How to Choose a Proper Multi Factor Authentication for Your App
Cyber breach cases are on the rise, and 99.9% of mobile breaches target apps. Multi-factor authentication could be a solution.
Cybercrime cases are up 600% because of the COVID-19 pandemic. Malicious actors are even posing as the center for Disease Control and Prevention (CDC) or WHO representatives to access popular apps. Indeed, some studies show that third-party app stores host 99.9% of all mobile malware.
Every app developer must take the stats seriously. Otherwise, you risk losing your reputation, customers, and eventually the app.
Multi-factor authentication is one of the best tools to keep the bad guys at bay.
What’s Multi-Factor Authentication?
If you’ve ever entered your regular pin and another code delivered by text or email to access an application, then you already know multi-factor authentication.
Essentially, multi-factor authentication means using more than one token to identify yourself when accessing an online service.
Identification tokens are known as factors. Initially, a single factor–often a password–was enough.
However, we now have more people using the internet, giving hackers a larger pool to target. It’s much easier to guess one password right from a list of 1,000 than a list of 100.
Additionally, the cybercriminal industry has advanced so much that they can crack most passwords without breaking a sweat. Multi-step authentication erects a few more roadblocks in the cybercriminal’s path, decreasing the chances of a breach.
Two-factor authentication (2FA) is the most basic form of multi-factor authentication. All you need is two tokens from the user. But you can also use three factors or more. Any combination of two identification factors equates to multi-factor authentication.
Authentication Factor Categories
As you ponder your options for multi-factor authentication, we strongly recommend that you consider the following seven categories.
1. Knowledge-Based Authentication (KBA)
Knowledge-based authentication seeks to prove that the individual providing identity information is indeed that person. It does so by testing the knowledge of that individual.
Two options are available;
- Static KBA – allow the user to select security questions and provide answers stored by the company to change or reset the password.
- Dynamic KBA – generates questions in real-time that apply only to the intended user. Unlike with static KBA, a prior relationship with the customer is not required.
2. Location-Based Authentication
Location-Based authentication seeks to confirm an individual’s identity by proving the user’s presence at a predetermined location.
It’s often used as the second step in 2FA processes. First, the individual presents their login information, including a password. Then, they’re required to fulfill another human authentication step to prove that they’re in the targeted location.
Location-based authentication is exceptionally effective when used appropriately. However, time is a significant challenge. Taking and sharing genuine pictures to prove you’re in Oklahoma City, can be a process.

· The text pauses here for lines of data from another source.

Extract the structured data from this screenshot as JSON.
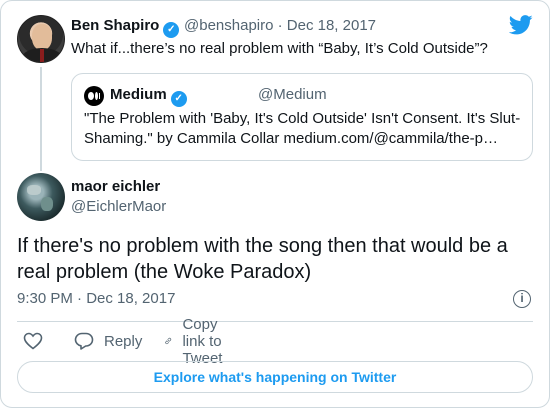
{
  "parent_tweet": {
    "author_name": "Ben Shapiro",
    "handle_date": "@benshapiro · Dec 18, 2017",
    "text": "What if...there’s no real problem with “Baby, It’s Cold Outside”?",
    "verified_icon": "check-badge-icon"
  },
  "quoted_tweet": {
    "author_name": "Medium",
    "handle": "@Medium",
    "line1": "\"The Problem with 'Baby, It's Cold Outside' Isn't Consent. It's Slut-",
    "line2": "Shaming.\" by Cammila Collar medium.com/@cammila/the-p…"
  },
  "main_tweet": {
    "author_name": "maor eichler",
    "handle": "@EichlerMaor",
    "text": "If there's no problem with the song then that would be a real problem (the Woke Paradox)",
    "timestamp": "9:30 PM · Dec 18, 2017"
  },
  "actions": {
    "reply_label": "Reply",
    "copy_label": "Copy link to Tweet"
  },
  "explore_label": "Explore what's happening on Twitter",
  "colors": {
    "accent": "#1d9bf0",
    "secondary_text": "#536471",
    "border": "#cfd9de"
  }
}
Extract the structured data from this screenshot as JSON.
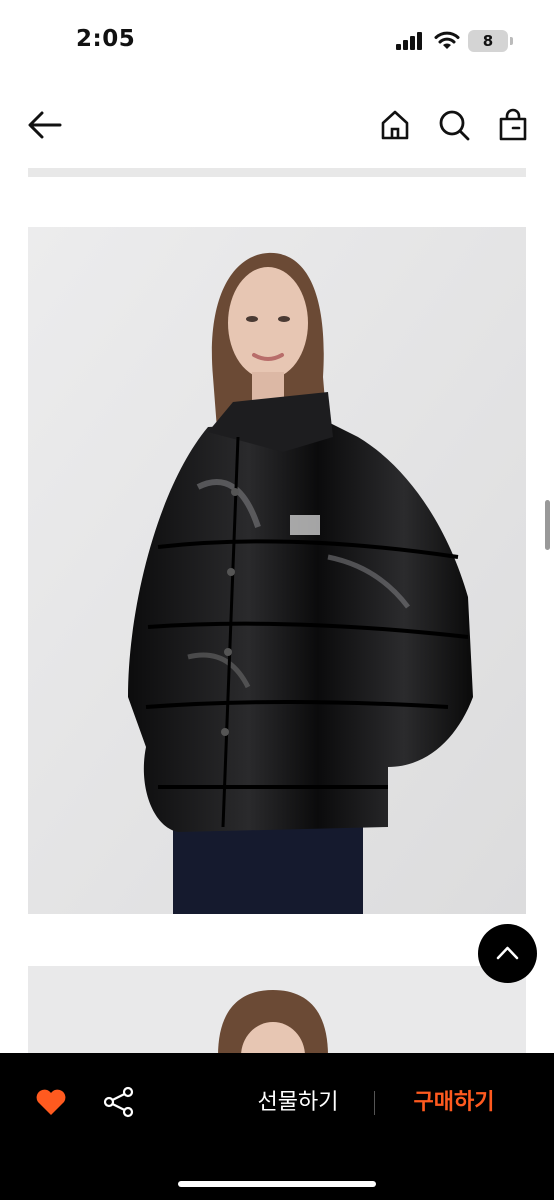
{
  "status_bar": {
    "time": "2:05",
    "battery_level": "8",
    "icons": [
      "cellular-signal-icon",
      "wifi-icon",
      "battery-icon"
    ]
  },
  "header": {
    "icons": [
      "back-arrow-icon",
      "home-icon",
      "search-icon",
      "shopping-bag-icon"
    ]
  },
  "product_images": [
    {
      "subject": "model wearing glossy black puffer jacket"
    },
    {
      "subject": "model photo partially visible"
    }
  ],
  "bottom_bar": {
    "gift_label": "선물하기",
    "buy_label": "구매하기",
    "liked": true,
    "icons": [
      "heart-icon",
      "share-icon"
    ]
  },
  "colors": {
    "accent": "#ff5a1f",
    "bar_background": "#000000"
  }
}
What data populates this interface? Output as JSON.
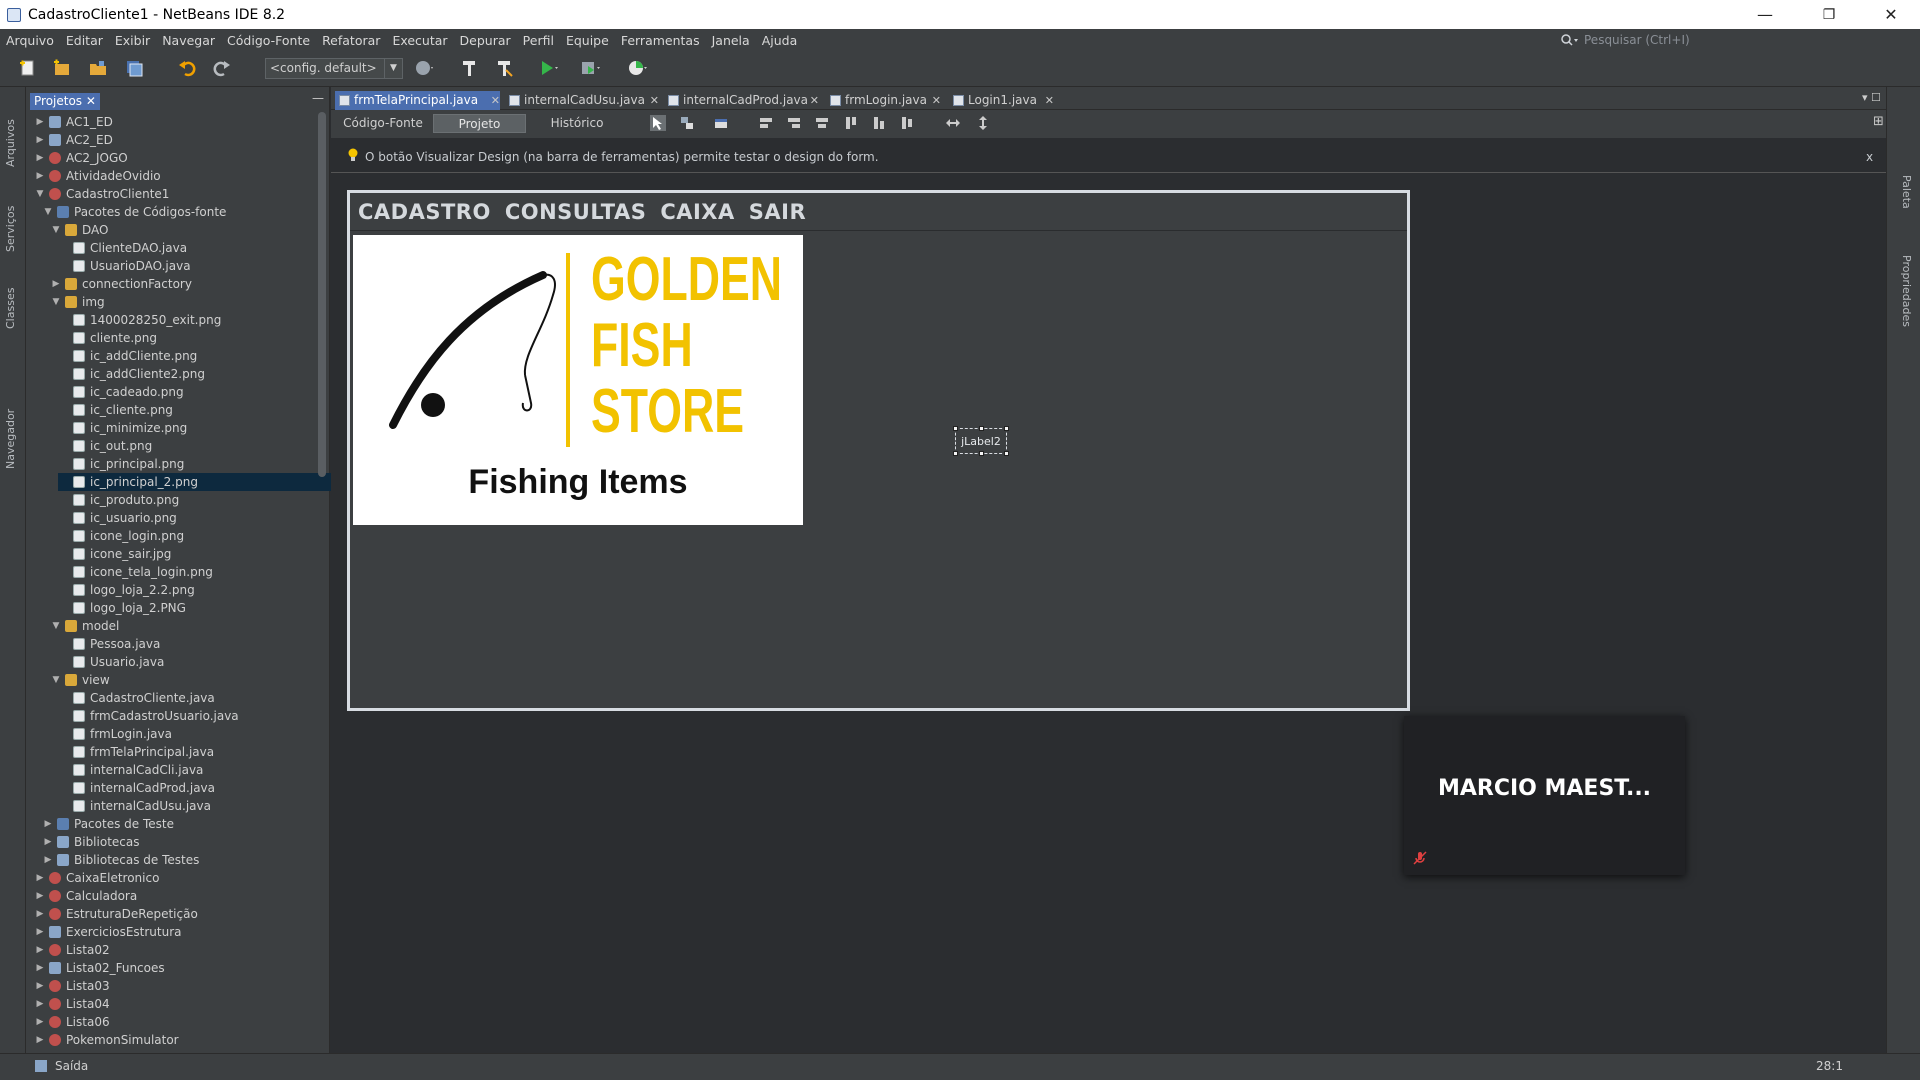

3. Proximity factors
Proximity authentication is a technology that logs users in or out of applications, devices, and other resources based on distance.
The user is required to have a second device, such as a smartwatch or wearable near the primary device or resource, such as a laptop, to successfully access the restricted services.
The approach often forms part of a multi-factor authentication process and can come first or second. For instance, you can determine the proximity of users before asking them to provide a password. Those out of range are automatically locked out.
4. Possession factors
The possession factor in a security context refers to a category of authentication credentials based on items that the user has with them.
Hardware devices are the most common candidates. Excellent examples are a phone number or a text message sent to a specific phone number.
Possession factors work exceptionally well because the possessed item can only be in one place at any given time.
However, the effectiveness is limited to the phone service provider’s reliability. If the services provider is off, you can’t rely on the confirmatory text messages. Even worse, mobile service providers can be compromised.
5. Biometric factors
Biometric authentication factors are security identifiers that seek to identify a user’s identity through unique biological traits, such as the retina, voice, iris, facial characteristics, and fingerprints.
A major advantage of biometric authentication is that no two people have perfectly similar fingerprints, irises, voices, etc. Therefore, it’s almost impossible for attackers to exploit biometrics.
Unfortunately, issues such as privacy, fear of harm, and general user anxiety continue to hold back biometric authentication. Many people can’t bring themselves to scan their eyes using their phones because they fear it could damage their sight.
6. Risk-Based Authentication
Risk-Based Authentication (RBA) applies non-static stringency levels to determine the likelihood of a system being compromised. Essentially, it means making authentication more comprehensive and restrictive as the level of risk increases.
Entry can be denied even at the lowest levels if a request seems unusual and suspect. However, the entry requirements become even more stringent as the user seeks admission into more sensitive areas of the application. For instance, it may be required that the user is on a known computer and from a familiar IP address.
Taking the Next Steps
The best thing about all these authentication strategies is that you don’t need to reinvent the wheel. Experts are continuously working on new strategies to build the best authentication methods to protect you, your app, and your customers. For a small fee, you can access the top authentication tools and begin using them right away.
Alternatively, just give NIX Solutions a call. We specialize in emerging technologies to help small and medium-sized businesses make the next step. We can help you determine the best multi-factor authentication strategy for your app.